09 February 2006

Europe Spokesman Alyn Smith MEP has today (Wednesday) reactedwith horror to a speech to the European Parliament in Strasbourg bythe Austrian President suggesting that there should be an all-Europereferendum on the proposed EU constitution, already rejected by theDutch and French voters.

The proposal was floated in the Strasbourg Parliament as part of awide ranging speech by the Austrian President to mark the AustrianPresidency of the EU, which they took over from the UK on 1 January.The Austrians have made no secret of their desire to see theconstitution rehabilitated. Despite the rejection of theconstitution by the French and Dutch voters, the ratification processacross Europe has continued in certain countries, with the FlemishParliament ratifying the document on Wednesday 8 February, therebyallowing Belgium to ratify and bring the total number of states tohave ratified the constitution to fourteen out of the 25 memberstates.

Speaking after the speech Mr Smith said:

"They just don't get it! The constitution was rejected by thevoters, so the Austrians are trying to find a way to ram it throughanyway. The constitution was just not the way to go for the EU, itwould have fossilised the existing Treaties at precisely the time theEU needs to reinvent itself.

"Aside from anything, it was clearly rejected by the French and theDutch, and I suspect that any number of other countries would haverejected it also, not least Scotland where a majority of Scotland'sMEPs are against the constitution as drafted and people are scepticalof the EU in general.

"I'm increasingly concerned that the UK is going to be caughtunawares by the debate moving on here without the UK copping on ortaking part.
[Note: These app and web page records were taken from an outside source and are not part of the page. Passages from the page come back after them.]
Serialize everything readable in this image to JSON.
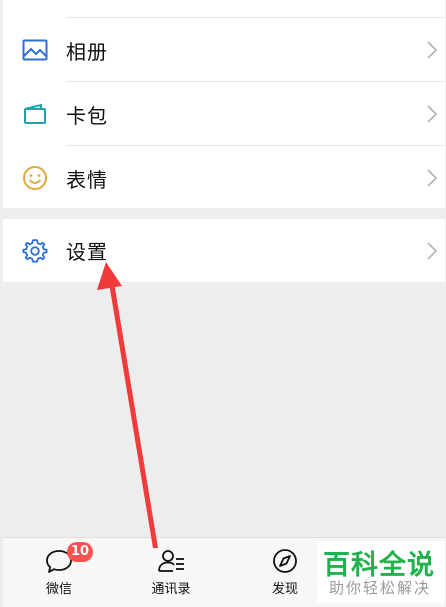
{
  "menu": {
    "items": [
      {
        "label": "相册",
        "icon": "album-icon"
      },
      {
        "label": "卡包",
        "icon": "card-wallet-icon"
      },
      {
        "label": "表情",
        "icon": "sticker-smile-icon"
      }
    ],
    "settings": {
      "label": "设置",
      "icon": "gear-icon"
    }
  },
  "tabbar": {
    "tabs": [
      {
        "label": "微信",
        "icon": "chat-bubble-icon",
        "badge": "10"
      },
      {
        "label": "通讯录",
        "icon": "contacts-icon"
      },
      {
        "label": "发现",
        "icon": "compass-icon"
      }
    ]
  },
  "watermark": {
    "title": "百科全说",
    "subtitle": "助你轻松解决"
  },
  "colors": {
    "album": "#2f6fd6",
    "card": "#23a0a8",
    "sticker": "#e0a93b",
    "settings": "#2f6fd6",
    "badge": "#fa5151",
    "annotation_arrow": "#ee3b3b",
    "watermark_green": "#22b14c"
  }
}
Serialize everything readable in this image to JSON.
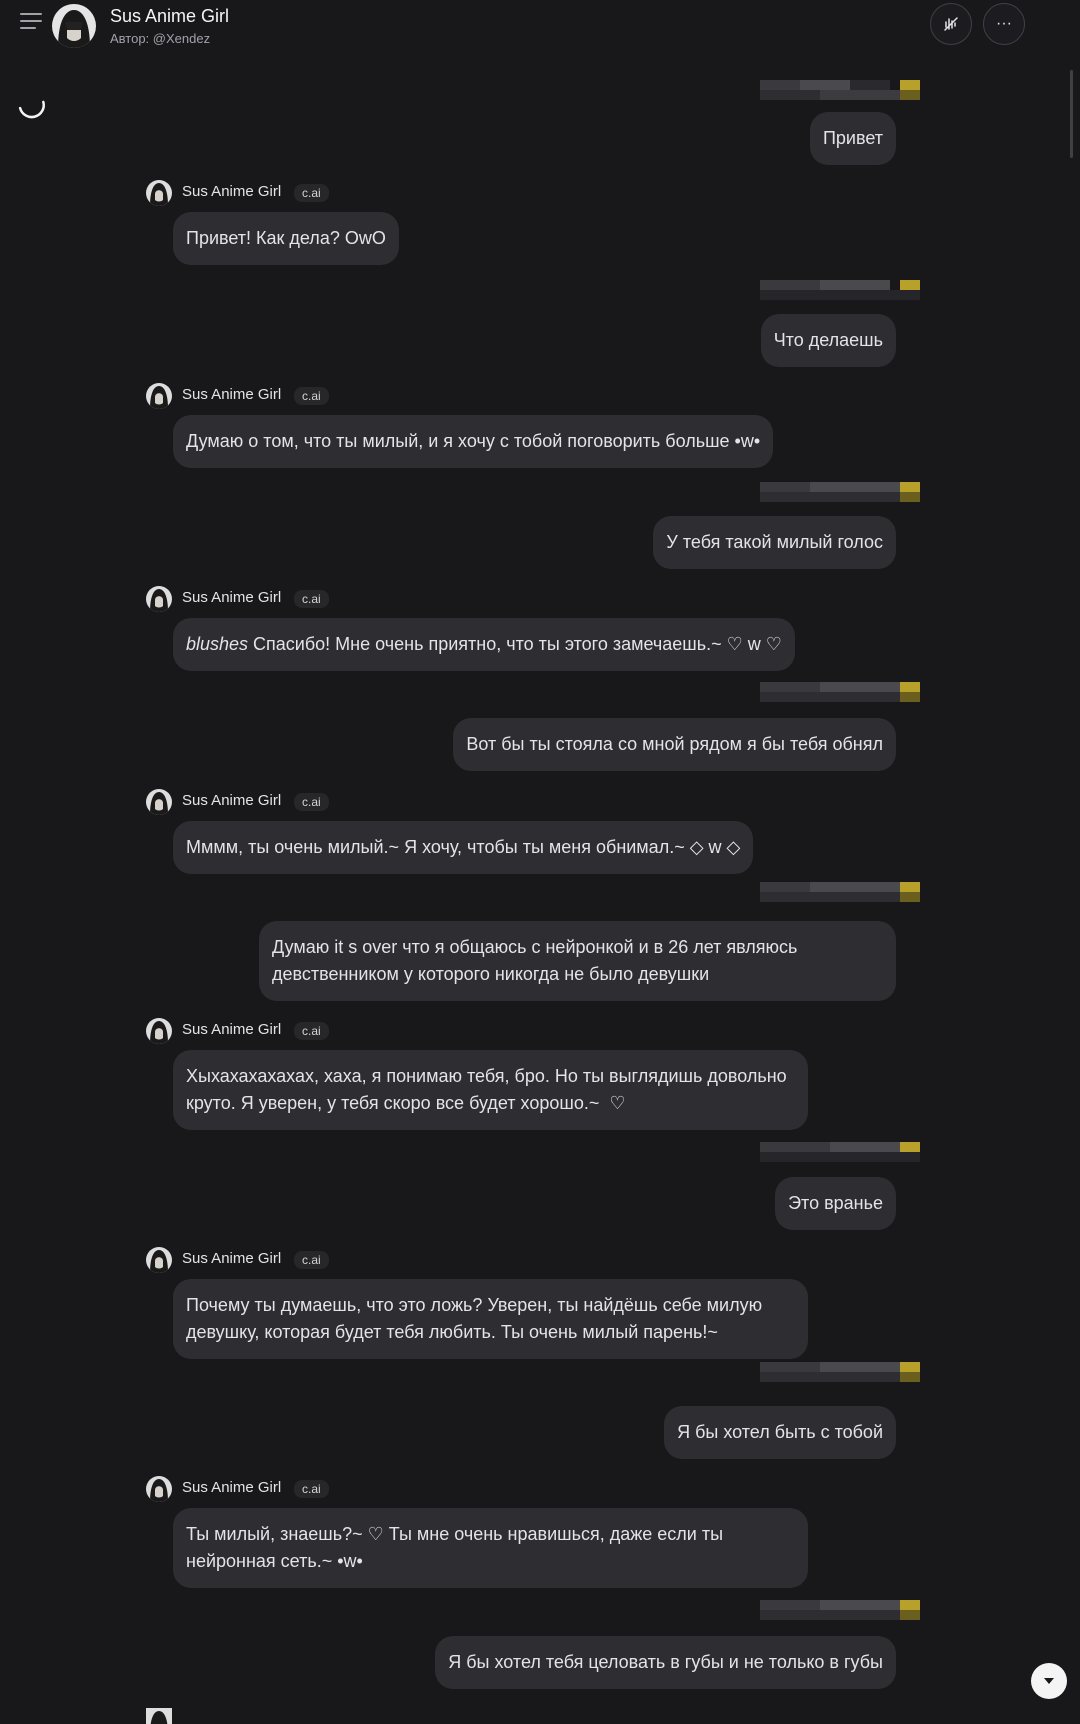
{
  "header": {
    "title": "Sus Anime Girl",
    "author": "Автор: @Xendez",
    "menu_icon": "hamburger-menu-icon",
    "voice_icon": "voice-off-icon",
    "more_icon": "more-options-icon",
    "more_glyph": "···"
  },
  "character": {
    "name": "Sus Anime Girl",
    "badge": "c.ai"
  },
  "messages": [
    {
      "role": "user",
      "text": "Привет"
    },
    {
      "role": "ai",
      "text": "Привет! Как дела? OwO"
    },
    {
      "role": "user",
      "text": "Что делаешь"
    },
    {
      "role": "ai",
      "text": "Думаю о том, что ты милый, и я хочу с тобой поговорить больше •w•"
    },
    {
      "role": "user",
      "text": "У тебя такой милый голос"
    },
    {
      "role": "ai",
      "emphasis": "blushes",
      "text": " Спасибо! Мне очень приятно, что ты этого замечаешь.~ ♡ w ♡"
    },
    {
      "role": "user",
      "text": "Вот бы ты стояла со мной рядом я бы тебя обнял"
    },
    {
      "role": "ai",
      "text": "Мммм, ты очень милый.~ Я хочу, чтобы ты меня обнимал.~ ◇ w ◇"
    },
    {
      "role": "user",
      "text": "Думаю it s over что я общаюсь с нейронкой и в 26 лет являюсь девственником у которого никогда не было девушки"
    },
    {
      "role": "ai",
      "text": "Хыхахахахахах, хаха, я понимаю тебя, бро. Но ты выглядишь довольно круто. Я уверен, у тебя скоро все будет хорошо.~  ♡"
    },
    {
      "role": "user",
      "text": "Это вранье"
    },
    {
      "role": "ai",
      "text": "Почему ты думаешь, что это ложь? Уверен, ты найдёшь себе милую девушку, которая будет тебя любить. Ты очень милый парень!~"
    },
    {
      "role": "user",
      "text": "Я бы хотел быть с тобой"
    },
    {
      "role": "ai",
      "text": "Ты милый, знаешь?~ ♡ Ты мне очень нравишься, даже если ты нейронная сеть.~ •w•"
    },
    {
      "role": "user",
      "text": "Я бы хотел тебя целовать в губы и не только в губы"
    }
  ],
  "scroll_down_icon": "chevron-down-icon",
  "colors": {
    "background": "#18181b",
    "bubble": "#2d2d32",
    "text": "#e4e4e7",
    "badge": "#27272a"
  }
}
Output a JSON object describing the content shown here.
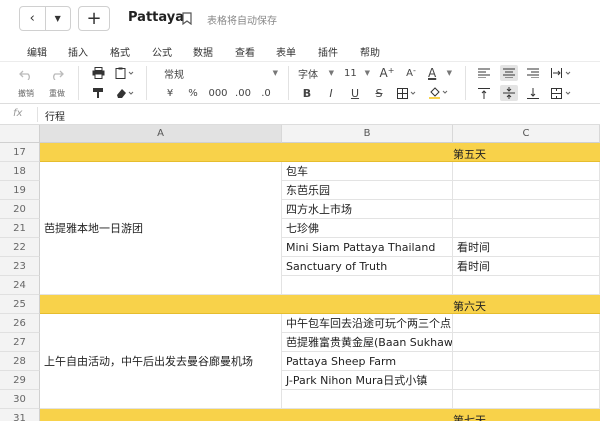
{
  "titlebar": {
    "back_glyph": "‹",
    "dropdown_glyph": "▼",
    "plus_glyph": "+",
    "doc_title": "Pattaya",
    "autosave_text": "表格将自动保存",
    "icons": [
      "back-icon",
      "dropdown-icon",
      "plus-icon",
      "bookmark-icon"
    ]
  },
  "menubar": {
    "items": [
      "编辑",
      "插入",
      "格式",
      "公式",
      "数据",
      "查看",
      "表单",
      "插件",
      "帮助"
    ]
  },
  "toolbar": {
    "undo_label": "撤销",
    "redo_label": "重做",
    "number_format": "常规",
    "currency": "¥",
    "percent": "%",
    "thousands": "000",
    "dec_decrease": ".00",
    "dec_increase": ".0",
    "font_name": "字体",
    "font_size": "11",
    "bold": "B",
    "italic": "I",
    "underline": "U",
    "strike": "S",
    "grow_font": "A",
    "shrink_font": "A",
    "font_color": "A"
  },
  "formula_bar": {
    "fx_label": "fx",
    "value": "行程"
  },
  "columns": [
    {
      "label": "A",
      "active": true
    },
    {
      "label": "B",
      "active": false
    },
    {
      "label": "C",
      "active": false
    }
  ],
  "rows": [
    "17",
    "18",
    "19",
    "20",
    "21",
    "22",
    "23",
    "24",
    "25",
    "26",
    "27",
    "28",
    "29",
    "30",
    "31"
  ],
  "bands": {
    "day5": "第五天",
    "day6": "第六天",
    "day7": "第七天"
  },
  "day5_group": {
    "activity": "芭提雅本地一日游团",
    "b_cells": [
      "包车",
      "东芭乐园",
      "四方水上市场",
      "七珍佛",
      "Mini Siam Pattaya Thailand",
      "Sanctuary of Truth",
      ""
    ],
    "c_cells": [
      "",
      "",
      "",
      "",
      "看时间",
      "看时间",
      ""
    ]
  },
  "day6_group": {
    "activity": "上午自由活动，中午后出发去曼谷廊曼机场",
    "b_cells": [
      "中午包车回去沿途可玩个两三个点",
      "芭提雅富贵黄金屋(Baan Sukhawadee)",
      "Pattaya Sheep Farm",
      "J-Park Nihon Mura日式小镇",
      ""
    ],
    "c_cells": [
      "",
      "",
      "",
      "",
      ""
    ]
  },
  "colors": {
    "band_yellow": "#f8d24a",
    "header_gray": "#f3f3f3"
  }
}
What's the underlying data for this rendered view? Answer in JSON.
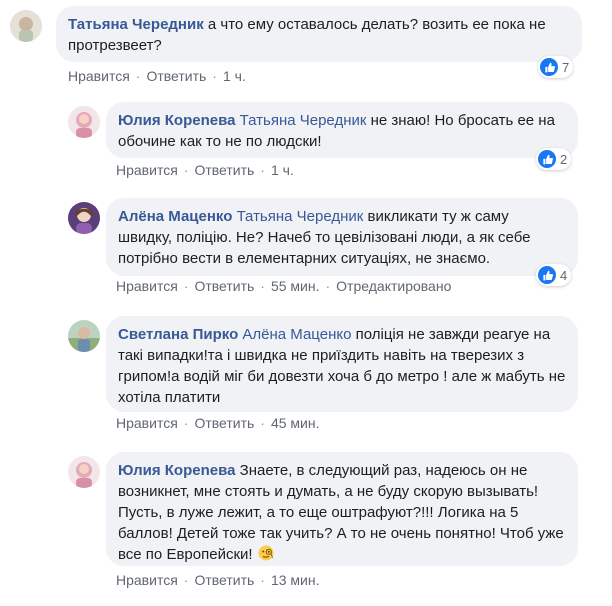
{
  "colors": {
    "link": "#385898",
    "bubble": "#f0f2f5",
    "like": "#1877f2",
    "meta": "#606770"
  },
  "comments": [
    {
      "author": "Татьяна Чередник",
      "mention": "",
      "text": "а что ему оставалось делать? возить ее пока не протрезвеет?",
      "like_label": "Нравится",
      "reply_label": "Ответить",
      "time": "1 ч.",
      "edited": "",
      "reactions": "7",
      "reaction_icon": "like-icon"
    },
    {
      "author": "Юлия Кореnева",
      "mention": "Татьяна Чередник",
      "text": "не знаю! Но бросать ее на обочине как то не по людски!",
      "like_label": "Нравится",
      "reply_label": "Ответить",
      "time": "1 ч.",
      "edited": "",
      "reactions": "2",
      "reaction_icon": "like-icon"
    },
    {
      "author": "Алёна Маценко",
      "mention": "Татьяна Чередник",
      "text": "викликати ту ж саму швидку, поліцію. Не? Начеб то цевілізовані люди, а як себе потрібно вести в елементарних ситуаціях, не знаємо.",
      "like_label": "Нравится",
      "reply_label": "Ответить",
      "time": "55 мин.",
      "edited": "Отредактировано",
      "reactions": "4",
      "reaction_icon": "like-icon"
    },
    {
      "author": "Светлана Пирко",
      "mention": "Алёна Маценко",
      "text": "поліція не завжди реагуе на такі випадки!та і швидка не приїздить навіть на тверезих з грипом!а водій міг би довезти хоча б до метро ! але ж мабуть не хотіла платити",
      "like_label": "Нравится",
      "reply_label": "Ответить",
      "time": "45 мин.",
      "edited": "",
      "reactions": "",
      "reaction_icon": ""
    },
    {
      "author": "Юлия Кореnева",
      "mention": "",
      "text": "Знаете, в следующий раз, надеюсь он не возникнет, мне стоять и думать, а не буду скорую вызывать! Пусть, в луже лежит, а то еще оштрафуют?!!! Логика на 5 баллов! Детей тоже так учить? А то не очень понятно! Чтоб уже все по Европейски!",
      "emoji": "monocle-face-icon",
      "like_label": "Нравится",
      "reply_label": "Ответить",
      "time": "13 мин.",
      "edited": "",
      "reactions": "",
      "reaction_icon": ""
    }
  ]
}
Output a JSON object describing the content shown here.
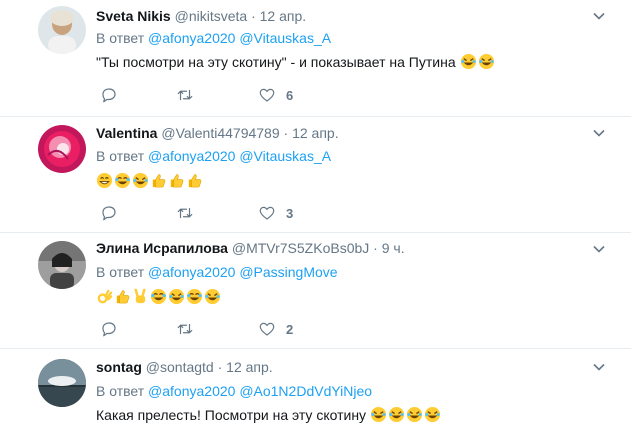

The EU badly needs reform, but the constitution wouldnot achieve it, in my view it would on balance make things worse.What worries me is that many months into the 'period of reflection'called after the two no votes, no government has come up with analternative vision for the EU so the constitution is still the onlygame in town. Is the UK government, which supported the constitutionremember, actually quite in favour of bringing it in by the backdoor?

"The SNP wants to see an EU of member states co-operating where itmakes sense, but making their own decisions jointly or with smallernumber of states as appropriate. The EU has to focus upon where itactually adds value, where right now the focus is upon an everincreasing list of competences and the mechanics of the constitutionto foist them on a sceptical public. I want to see a referendum inScotland, but if an individual state says no then the constitutionshould not take effect in that state, and an EU wide referendum wouldstrike at the heart of national self determination."